It's Sunday night and I am feeling crispy. I got a little too much sun this afternoon at the Battle of the Atlantic Parade. This is one of several things that happens every year that I attend.
I get sunburned. I am embarrassingly proud of my son who has marched in the parade for five years, as a Navy League Cadet and Sea Cadet. And I remember by Dad and am sorry he's not around to see his grandson in uniform.
My father served in the Royal Canadian Navy. Aboard the HMCS Stratford, a Bangor Class minesweeper. All he has ever said about his wartime experience was that he loved Newfoundland, but was seasick every day he was at sea. He stood (well, sat) his watch in the radio room with a bucket between his knees.
|North Atlantic from Fashion-Clouds.com|
The Battle of the Atlantic was the longest campaign of the Second World War and the most important. Canada was a major participant: this country’s enormous effort in the struggle was crucial to Allied victory. While the ships and personnel of the Royal Canadian Navy (RCN) operated across the globe during the war, they are best remembered for their deeds during the Battle of the Atlantic.That brings me to the another thing that happens every year. I wonder WHY THE HECK didn't I learn about the Battle of the Atlantic at school? How was it that I learned about the Battle of Britain and the War in the Pacific but not this?
Operation Petticoat was one of my favourites, and not just because of Cary Grant, but I ran the gamut from the flag waving John Wayne war movies to the more thought provoking Mister Roberts.
Likewise, I don't blame the British movie makers for highlighting the Royal Navy. In fact, if you're interested in men and women in uniform, you can't beat the series of British films about the different branches of the military that came out during the war. Although the ultimate purpose was to encourage enlistment and support of the armed forces, none of the movies downplayed the danger or discomfort involved.
In Which We Serve. I don't remember how young I was when I watched the movie. My mother was a big fan of Noel Coward and John Mills, so we saw any movie they were in whenever they showed on PBS or TVO. I do know that the lifeboat scenes haunted me. I also know that ship did not sink in the North Atlantic. They would never have lived long enough in the freezing waters to have told their tale.
My problem is that Canadian film makers haven't stepped up and told the story of the Royal Canadian Navy's shining moment.
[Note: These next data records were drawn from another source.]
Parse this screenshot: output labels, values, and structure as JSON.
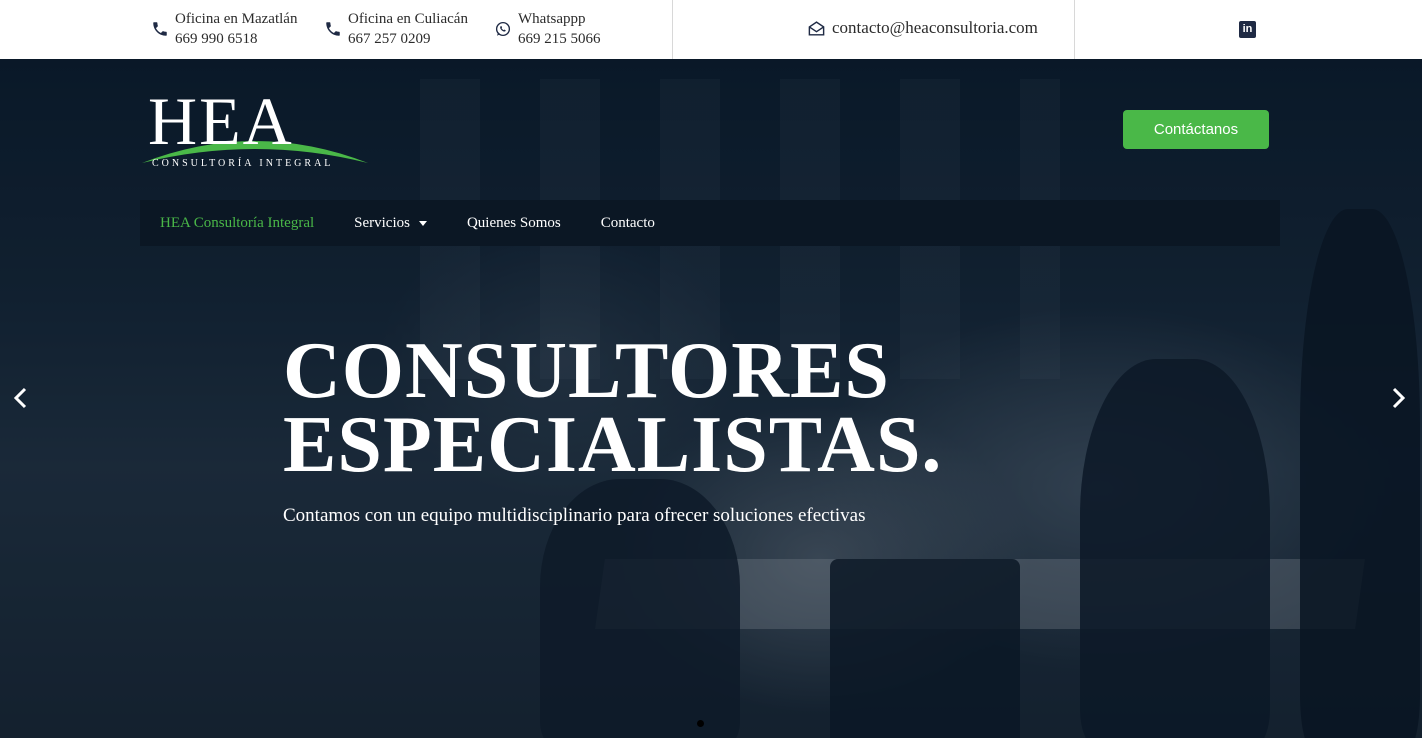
{
  "topbar": {
    "contacts": [
      {
        "icon": "phone-icon",
        "label": "Oficina en Mazatlán",
        "number": "669 990 6518"
      },
      {
        "icon": "phone-icon",
        "label": "Oficina en Culiacán",
        "number": "667 257 0209"
      },
      {
        "icon": "whatsapp-icon",
        "label": "Whatsappp",
        "number": "669 215 5066"
      }
    ],
    "email": {
      "icon": "envelope-icon",
      "address": "contacto@heaconsultoria.com"
    },
    "social": {
      "icon": "linkedin-icon",
      "glyph": "in"
    }
  },
  "logo": {
    "letters": "HEA",
    "subtitle": "CONSULTORÍA INTEGRAL",
    "arc_color": "#4ab848"
  },
  "cta": {
    "label": "Contáctanos"
  },
  "nav": {
    "items": [
      {
        "label": "HEA Consultoría Integral",
        "active": true
      },
      {
        "label": "Servicios",
        "has_dropdown": true
      },
      {
        "label": "Quienes Somos"
      },
      {
        "label": "Contacto"
      }
    ]
  },
  "hero": {
    "headline_line1": "CONSULTORES",
    "headline_line2": "ESPECIALISTAS.",
    "subheadline": "Contamos con un equipo multidisciplinario para ofrecer soluciones efectivas",
    "prev_icon": "chevron-left-icon",
    "next_icon": "chevron-right-icon"
  },
  "colors": {
    "accent": "#4ab848",
    "nav_bg": "#0b1724",
    "icon": "#1f2a44"
  }
}
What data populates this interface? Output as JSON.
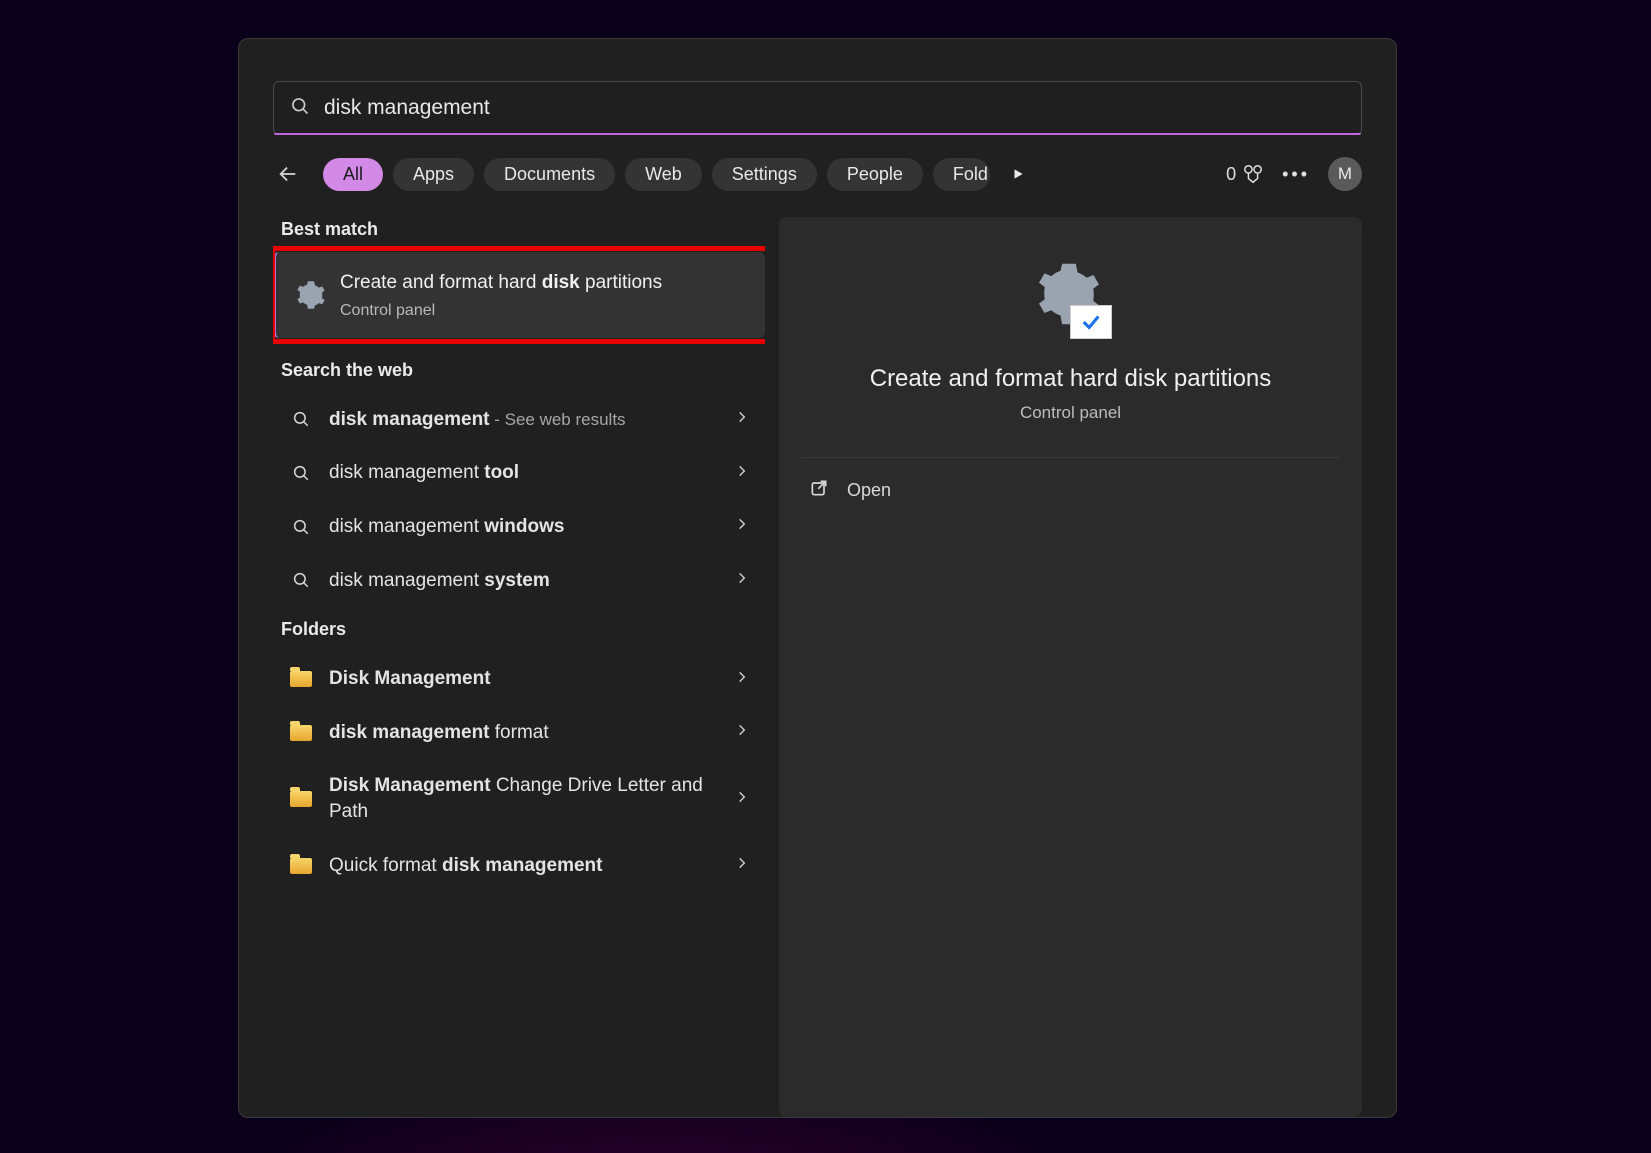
{
  "search": {
    "value": "disk management"
  },
  "filters": {
    "items": [
      "All",
      "Apps",
      "Documents",
      "Web",
      "Settings",
      "People",
      "Fold"
    ],
    "active_index": 0
  },
  "header_right": {
    "rewards_count": "0",
    "avatar_letter": "M"
  },
  "sections": {
    "best_match_label": "Best match",
    "search_web_label": "Search the web",
    "folders_label": "Folders"
  },
  "best_match": {
    "title_prefix": "Create and format hard ",
    "title_bold": "disk",
    "title_suffix": " partitions",
    "subtitle": "Control panel"
  },
  "web_results": [
    {
      "prefix": "",
      "bold": "disk management",
      "suffix": "",
      "trail": " - See web results"
    },
    {
      "prefix": "disk management ",
      "bold": "tool",
      "suffix": "",
      "trail": ""
    },
    {
      "prefix": "disk management ",
      "bold": "windows",
      "suffix": "",
      "trail": ""
    },
    {
      "prefix": "disk management ",
      "bold": "system",
      "suffix": "",
      "trail": ""
    }
  ],
  "folders": [
    {
      "prefix": "",
      "bold": "Disk Management",
      "suffix": ""
    },
    {
      "prefix": "",
      "bold": "disk management",
      "suffix": " format"
    },
    {
      "prefix": "",
      "bold": "Disk Management",
      "suffix": " Change Drive Letter and Path"
    },
    {
      "prefix": "Quick format ",
      "bold": "disk management",
      "suffix": ""
    }
  ],
  "preview": {
    "title": "Create and format hard disk partitions",
    "subtitle": "Control panel",
    "open_label": "Open"
  }
}
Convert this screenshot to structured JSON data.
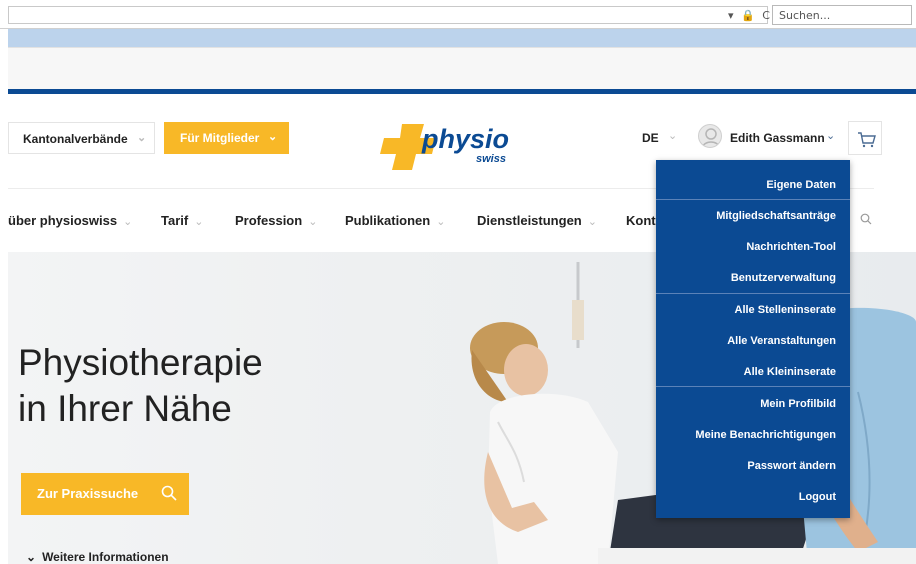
{
  "browser": {
    "search_placeholder": "Suchen...",
    "address_icons": "▾ 🔒 C"
  },
  "header": {
    "kantonal_label": "Kantonalverbände",
    "mitglieder_label": "Für Mitglieder",
    "logo_main": "physio",
    "logo_sub": "swiss",
    "language": "DE",
    "user_name": "Edith Gassmann"
  },
  "nav": {
    "items": [
      {
        "label": "über physioswiss"
      },
      {
        "label": "Tarif"
      },
      {
        "label": "Profession"
      },
      {
        "label": "Publikationen"
      },
      {
        "label": "Dienstleistungen"
      },
      {
        "label": "Kont"
      }
    ]
  },
  "hero": {
    "title_line1": "Physiotherapie",
    "title_line2": "in Ihrer Nähe",
    "button_label": "Zur Praxissuche",
    "more_label": "Weitere Informationen"
  },
  "user_menu": {
    "items": [
      {
        "label": "Eigene Daten"
      },
      {
        "label": "Mitgliedschaftsanträge"
      },
      {
        "label": "Nachrichten-Tool"
      },
      {
        "label": "Benutzerverwaltung"
      },
      {
        "label": "Alle Stelleninserate"
      },
      {
        "label": "Alle Veranstaltungen"
      },
      {
        "label": "Alle Kleininserate"
      },
      {
        "label": "Mein Profilbild"
      },
      {
        "label": "Meine Benachrichtigungen"
      },
      {
        "label": "Passwort ändern"
      },
      {
        "label": "Logout"
      }
    ]
  },
  "colors": {
    "brand_blue": "#0b4a93",
    "brand_yellow": "#f8b827"
  }
}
Churchill called on us and Canada delivered, with the result that, at the end of World War II, Canada had the third largest navy in the world.
Granted, the National Film Board has covered the events in documentaries. (In fairness, I might have dozed off through a viewing and not realized what I missed.) But there is no popular movie that I know of that captures the attention of viewers, and makes them want to know more, like In Which We Serve or even Operation Petticoat.
That's a pity.